Good to see you too, Mary Poppins.
Mary Poppins Returns put me in mind of T2 Trainspotting - not while I was watching it, but afterwards. (I haven't lost my mind, bear with me here.) Both films are sequels to highly-regarded originals - T2 arrived twenty-one years later and MPR a grand fifty-four. Both draw strongly on our nostalgia for the first movie, while exploring new thematic and emotional territory. And both, ultimately, succeed as companion pieces that entertain, surprise and move in their own right. Admittedly Poppins has to use an (almost) entirely new cast due to the time lapse, while T2's was all the same, but in terms of follow-ups nailing the spirit of a classic, it can't be faulted. Hint - if you're choosing one of these two for family viewing this holiday season, go with Mary P. Analogy with 18-certificate drug movie ended.
Twenty-five years have passed on Cherry Tree Lane since the miraculous nanny left, having fixed the Banks family's dysfunctions with her magical touch. Michael Banks is now a father of three himself, but the children's mother has tragically passed away, requiring them to grow up unfortunately fast. Then disaster strikes in the form of a bank demand that threatens to see the family evicted from their beloved Number 17. Into this crisis floats Mary Poppins, exhibiting all the poise and eccentricity of before, along with just the right touch to set everyone's life back in balance. That's with a little help from a lamp-lighter name of Jack, who has a line in cheeky banter and a dodgy Cockney accent (not unlike a certain chimney sweep of old).
Balancing the familiar with the new is key here. This is a sequel in love with it source material, with the same quaint
look and sensibility - including matte paintings of the London background, painstakingly reconstructed locations and delectable hand-drawn animated sequences. The story follows very recognisable plot beats as well, and the music subtly references the Sherman brothers' classic soundtrack, summoning up a heart-swelling sense of nostalgia. This film echoes its predecessor in a hundred ingenious ways. But there's enough that's different too - starting with the melancholy and the jeopardy that have enveloped the Banks family, prior to the eponymous nanny's reinstating of fun and wonder. There's also a sharp and witty script, a touch of daring and a vitality in every last performance.

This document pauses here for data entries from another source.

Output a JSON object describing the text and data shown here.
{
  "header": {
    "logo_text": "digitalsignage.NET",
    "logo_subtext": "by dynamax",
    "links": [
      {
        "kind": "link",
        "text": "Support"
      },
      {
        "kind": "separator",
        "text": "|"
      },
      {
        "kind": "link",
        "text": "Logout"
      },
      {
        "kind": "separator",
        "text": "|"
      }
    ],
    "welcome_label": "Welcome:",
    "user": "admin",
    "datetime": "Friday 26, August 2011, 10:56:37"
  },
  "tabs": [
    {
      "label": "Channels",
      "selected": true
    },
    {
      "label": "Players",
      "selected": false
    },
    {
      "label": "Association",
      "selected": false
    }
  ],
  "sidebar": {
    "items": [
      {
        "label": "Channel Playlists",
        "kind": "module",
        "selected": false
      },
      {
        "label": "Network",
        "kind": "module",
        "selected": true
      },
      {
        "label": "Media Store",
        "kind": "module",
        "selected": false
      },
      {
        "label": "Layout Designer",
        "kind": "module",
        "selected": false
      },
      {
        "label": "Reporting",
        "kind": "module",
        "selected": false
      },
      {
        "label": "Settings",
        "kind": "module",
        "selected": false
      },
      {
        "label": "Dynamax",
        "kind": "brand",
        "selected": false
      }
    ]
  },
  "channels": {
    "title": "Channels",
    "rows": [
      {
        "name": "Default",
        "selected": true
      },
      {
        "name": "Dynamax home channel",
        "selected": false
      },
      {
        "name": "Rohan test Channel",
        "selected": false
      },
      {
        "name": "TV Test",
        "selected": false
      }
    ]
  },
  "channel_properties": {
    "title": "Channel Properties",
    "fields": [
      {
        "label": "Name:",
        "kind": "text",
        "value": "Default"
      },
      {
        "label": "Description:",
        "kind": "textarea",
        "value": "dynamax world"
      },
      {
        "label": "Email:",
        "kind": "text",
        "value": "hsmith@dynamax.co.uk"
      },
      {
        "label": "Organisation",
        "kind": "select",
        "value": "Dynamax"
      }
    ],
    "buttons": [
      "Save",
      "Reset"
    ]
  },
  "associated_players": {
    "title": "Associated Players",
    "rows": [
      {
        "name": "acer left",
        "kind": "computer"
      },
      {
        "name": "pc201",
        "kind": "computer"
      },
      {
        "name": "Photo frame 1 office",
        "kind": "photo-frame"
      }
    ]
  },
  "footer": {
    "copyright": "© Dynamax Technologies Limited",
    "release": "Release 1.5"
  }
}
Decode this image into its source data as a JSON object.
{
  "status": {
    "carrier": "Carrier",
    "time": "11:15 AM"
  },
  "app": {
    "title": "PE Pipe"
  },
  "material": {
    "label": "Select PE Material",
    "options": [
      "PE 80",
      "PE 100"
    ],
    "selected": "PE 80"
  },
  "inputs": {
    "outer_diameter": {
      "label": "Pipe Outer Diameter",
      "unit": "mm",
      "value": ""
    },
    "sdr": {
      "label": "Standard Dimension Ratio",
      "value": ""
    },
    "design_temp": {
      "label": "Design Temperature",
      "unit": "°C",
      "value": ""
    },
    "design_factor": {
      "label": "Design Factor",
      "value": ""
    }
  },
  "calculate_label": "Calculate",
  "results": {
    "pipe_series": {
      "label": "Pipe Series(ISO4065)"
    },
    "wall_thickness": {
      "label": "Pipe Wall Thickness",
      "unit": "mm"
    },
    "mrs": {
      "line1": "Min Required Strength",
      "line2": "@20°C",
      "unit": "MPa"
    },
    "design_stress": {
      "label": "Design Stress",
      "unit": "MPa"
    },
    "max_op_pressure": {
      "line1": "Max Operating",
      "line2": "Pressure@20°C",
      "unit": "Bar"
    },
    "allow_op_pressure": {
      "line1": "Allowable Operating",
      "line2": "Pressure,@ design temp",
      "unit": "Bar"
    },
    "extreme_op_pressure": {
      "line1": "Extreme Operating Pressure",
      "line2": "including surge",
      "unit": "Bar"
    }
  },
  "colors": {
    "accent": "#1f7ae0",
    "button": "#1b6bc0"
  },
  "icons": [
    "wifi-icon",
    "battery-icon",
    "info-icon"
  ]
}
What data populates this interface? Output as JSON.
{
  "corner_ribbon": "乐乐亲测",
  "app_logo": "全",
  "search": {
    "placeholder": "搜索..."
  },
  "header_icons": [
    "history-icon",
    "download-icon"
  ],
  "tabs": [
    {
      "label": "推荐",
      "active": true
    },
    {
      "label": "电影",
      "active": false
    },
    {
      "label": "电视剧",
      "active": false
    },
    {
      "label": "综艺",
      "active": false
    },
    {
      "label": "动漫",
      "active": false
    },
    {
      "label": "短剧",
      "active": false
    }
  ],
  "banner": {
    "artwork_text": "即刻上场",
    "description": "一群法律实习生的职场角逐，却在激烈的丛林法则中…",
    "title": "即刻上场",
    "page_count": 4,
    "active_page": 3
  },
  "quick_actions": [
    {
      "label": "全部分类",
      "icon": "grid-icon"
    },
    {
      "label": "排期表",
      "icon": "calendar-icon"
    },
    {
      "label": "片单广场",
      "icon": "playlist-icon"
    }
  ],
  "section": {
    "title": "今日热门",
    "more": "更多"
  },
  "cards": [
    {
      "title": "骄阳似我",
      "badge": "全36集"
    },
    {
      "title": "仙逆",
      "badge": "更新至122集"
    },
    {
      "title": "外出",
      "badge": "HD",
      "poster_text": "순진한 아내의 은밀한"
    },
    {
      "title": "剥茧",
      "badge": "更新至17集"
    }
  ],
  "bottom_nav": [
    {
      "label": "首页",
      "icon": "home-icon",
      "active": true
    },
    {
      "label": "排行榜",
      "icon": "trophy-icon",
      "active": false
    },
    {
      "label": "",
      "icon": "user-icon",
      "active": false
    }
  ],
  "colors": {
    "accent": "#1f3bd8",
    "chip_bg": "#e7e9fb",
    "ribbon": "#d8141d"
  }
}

And the first of those is Emily Blunt, who proves as inspired a piece of casting as fans of the original had hoped. Her Mary Poppins has both the primness and the warmth of the Julie Andrews version (along with the enigma and the ego), but she's also a shade more acerbic and significantly more mischievous. The animated worlds into which Mary leads her young charges are where she really lets her hair down, resulting in a dazzling and raucous music-hall sequence that serves as one of the movie's highlights. It doesn't hurt that Blunt can sing as well as she does, nor that her rapport with the children is so natural and rich with emotion. If you were in any doubt regarding her star quality, this will clinch it.
As Jack, Lin-Manuel Miranda is less the quirky comedian than Dick Van Dyke in the equivalent role. He still delivers a bucket of charm though, and demonstrates why he's been such a hit in stage musical Hamilton. (It's never more apparent than when he duets with Blunt on ribald vaudeville song 'The Cover is Not the Book'.) Ben Whishaw and Emily Mortimer are likewise splendid, with their touching grown-up portrayals of the original Banks youngsters. Beware - Whishaw will rend your heart as he gives vent tunefully to poor Michael's grief.
As for critics who have cast doubt on the music's hummability factor, there's no questioning how well the songs fit character, period and context, nor how effectively they mesh with those of the 1964 film. Plus, similar criticisms were made this time last year about The Greatest Showman's songs, shortly before millions of people starting singing along. Only time will prove whether this new batch of tunes achieve a measure of supercalifragilistic status, but I'm humming a few already - surely a good sign.
There's a prayer that film-lovers pray worldwide, when settling down to watch the sequel to some beloved piece of cinema (whether that movie is Trainspotting or Mary Poppins). It goes - 'Please God let it not be crap'. Five minutes into this 'return' those fears had been vanquished. After half an hour I was transported along with the Banks children. And by the end I felt I'd witnessed something truly wondrous. This sequel didn't just avoid diminishing the glorious original. It didn't simply hold its own. It made me love Mary Poppins - the film and the character - a little bit more than I had before. And that's quite the Christmas miracle.
Sheer grinning misty-eyed happiness, pretty much from start to finish, at all the talent, zest and love on display.
Where Are the Women?: Mortimer, Julie Walters, Meryl Streep, Angela Lansbury - all great. But it's Blunt you'll remember for her own fearless and fun interpretation of P. L. Travers' iconic character. Bravo, our Em.
Ed's Verdict: 8/10. One of those scores that will probably rise on a second viewing. Mary Poppins' return is both total homage and original creation. In short, the spoonful of sugar we all needed.